Six months ago, being snowed in at Christmas with the amazing woman he met on R & R at Fort Riley would have been a dream come true, yet now, as a blizzard swirls outside Beth Tate’s house, Captain Chris Walker knows he shouldn’t be there. Blinded in combat and emotionally scarred, he never wanted Beth to know the man he’s become–but stranded by the storm, he had no one else to call.
Hurt and bewildered when Chris abruptly ended his faithful contact from Afghanistan, Beth tried to put him and their whirlwind romance out of her mind and prepared for a quiet holiday alone–until the phone rang. Now that he’s here, she’s more confused than ever, torn between love for the man she once knew and anger at the one who broke her heart.
A life with Beth was everything Chris wanted, but the wounds of battle are nothing compared to the agony of heartbreak. It will take more than mistletoe, but perhaps this holiday season Chris will find his way home.
The first time I wasn’t home with my family for Thanksgiving was when I was 20 and studying abroad at Oxford. I took a bus down to London to meet up with some college friends who were also away from home and we had a mid-afternoon Thanksgiving dinner hosted by an alumna. It was incredibly generous of her to open her home to us, but she had a real family to feed, and gently ushered us out around five o’clock. We drifted around the city for a while, had a subdued pizza dinner in Soho, and then I made the hour-long bus trip back to Oxford.
At that point, breaking two decades of Thanksgiving tradition felt like an irreparable sacrilege, and if you’d told me at the time that I only had one more hometown Thanksgiving to look forward to I would’ve been horrified. Yet sure enough, we grow and change and our traditions have to adapt. After college I worked in New York City and decided to hoard my vacation days for a longer break over Christmas, and then I moved to London, where trekking all the way home to Kansas was out of the question.
My holiday novella, Hero’s Homecoming, released yesterday from Carina Press as half of the Gifts of Honor military holiday duology. The heroine, Beth, is planning to spend Christmas on her own as her parents have retired and are on a Caribbean cruise, and her sister is stationed in Korea with her air force-officer husband. She has let go of old Christmas traditions and created new ones to suit her changing life – but they fly out the window when she gets a call from Chris, the infantry officer with whom she had a whirlwind romance six months prior, and who broke it off with barely a word.

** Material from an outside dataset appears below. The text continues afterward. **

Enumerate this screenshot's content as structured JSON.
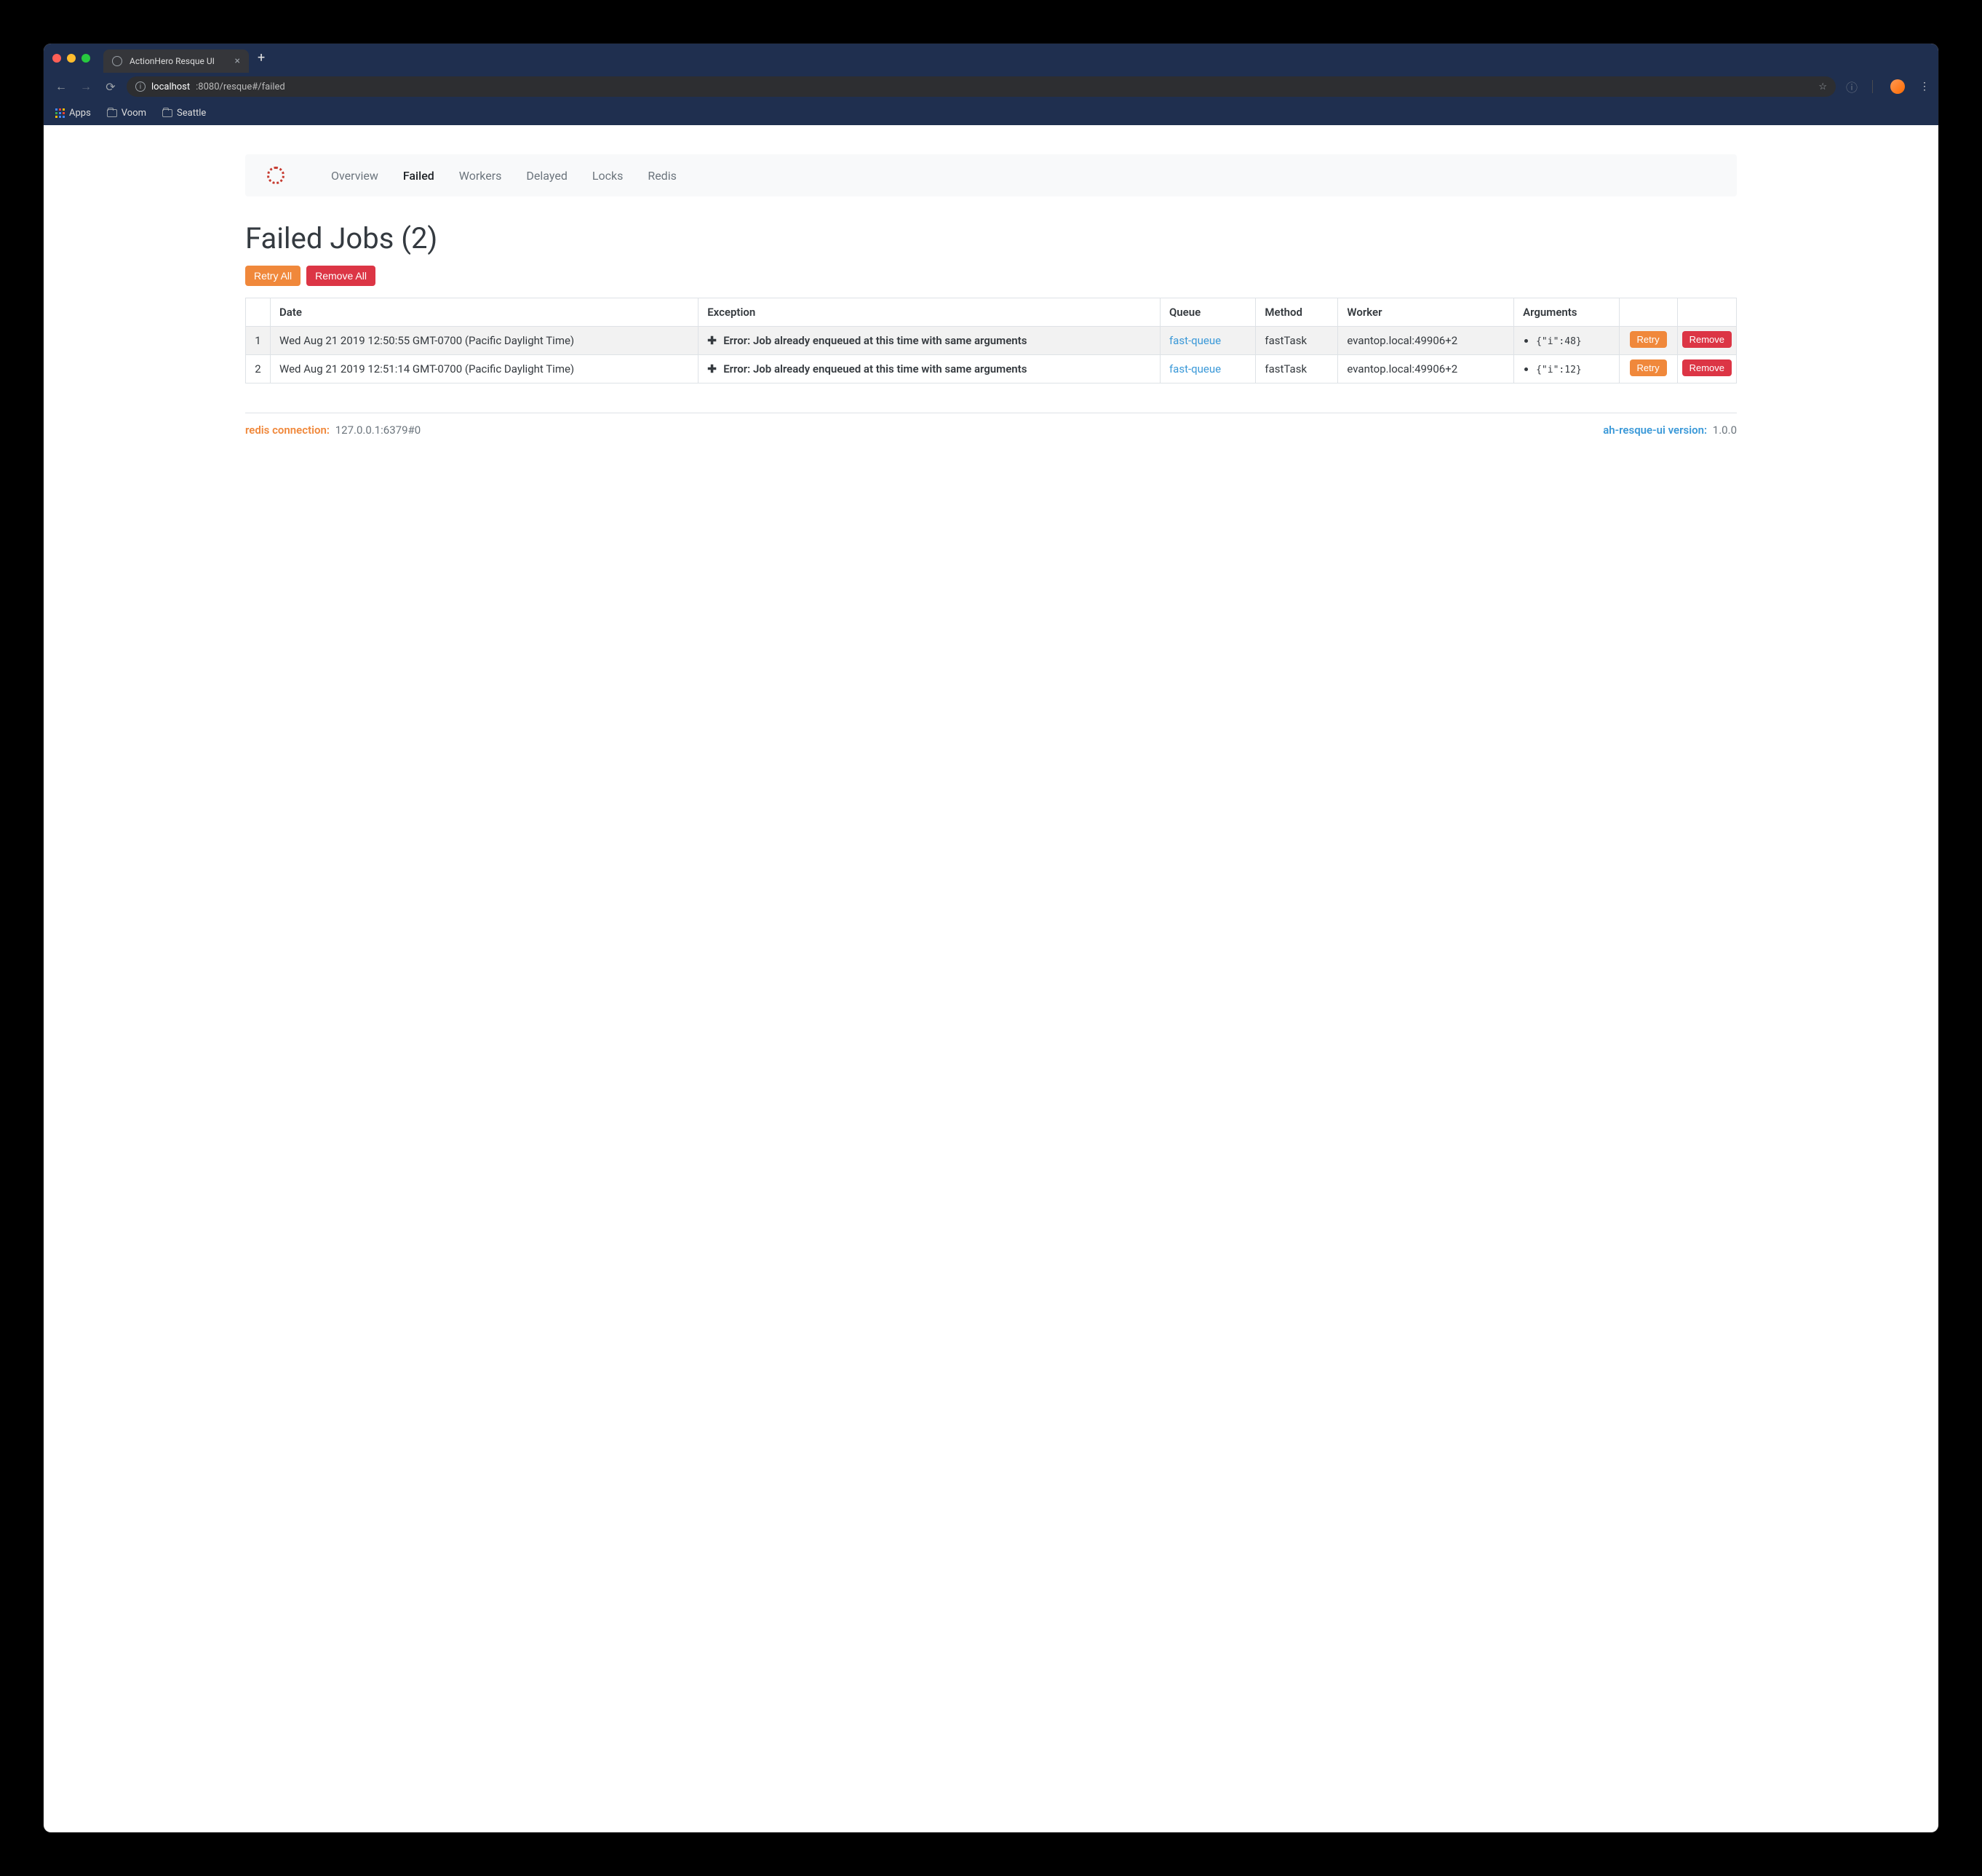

Chris is heading home for a traditional family Christmas on his parents’ ranch in northern Kansas, and although the festivities will be the same, this year something is very different – two months earlier he was severely wounded in combat, and lost his eyesight as a result. When a blizzard strands him at the regional airport he has no choice but to contact the woman who meant everything, and whom he has to protect from the burden of his disability at all costs.
Neither Chris nor Beth end up having the Christmas they expect – but they both get the homecoming they need.
I had two major milestones this year that will shape my holiday season: I moved to South Africa, and I got married! So this will be my first Christmas away from Kansas, my first one with my husband, and my first one in the southern hemisphere – which means palm trees and 80-degree temperatures on Christmas morning! Of course I’m nostalgic for old traditions, but I’m excited about forming new ones. How have your holiday traditions evolved as you’ve grown older? Are there any you wish you could recapture – or any you’re so glad you created? One commenter will win a free copy of Gifts of Honor!
Rebecca Crowley inherited her love of romance from her mom, who taught her to at least partially judge a book by the steaminess of its cover. She writes contemporary romance with smart heroines and swoon-worthy heroes, and never tires of the happily-ever-after. Having pulled up her Kansas roots to live in New York City and London, Rebecca recently relocated to Johannesburg, South Africa.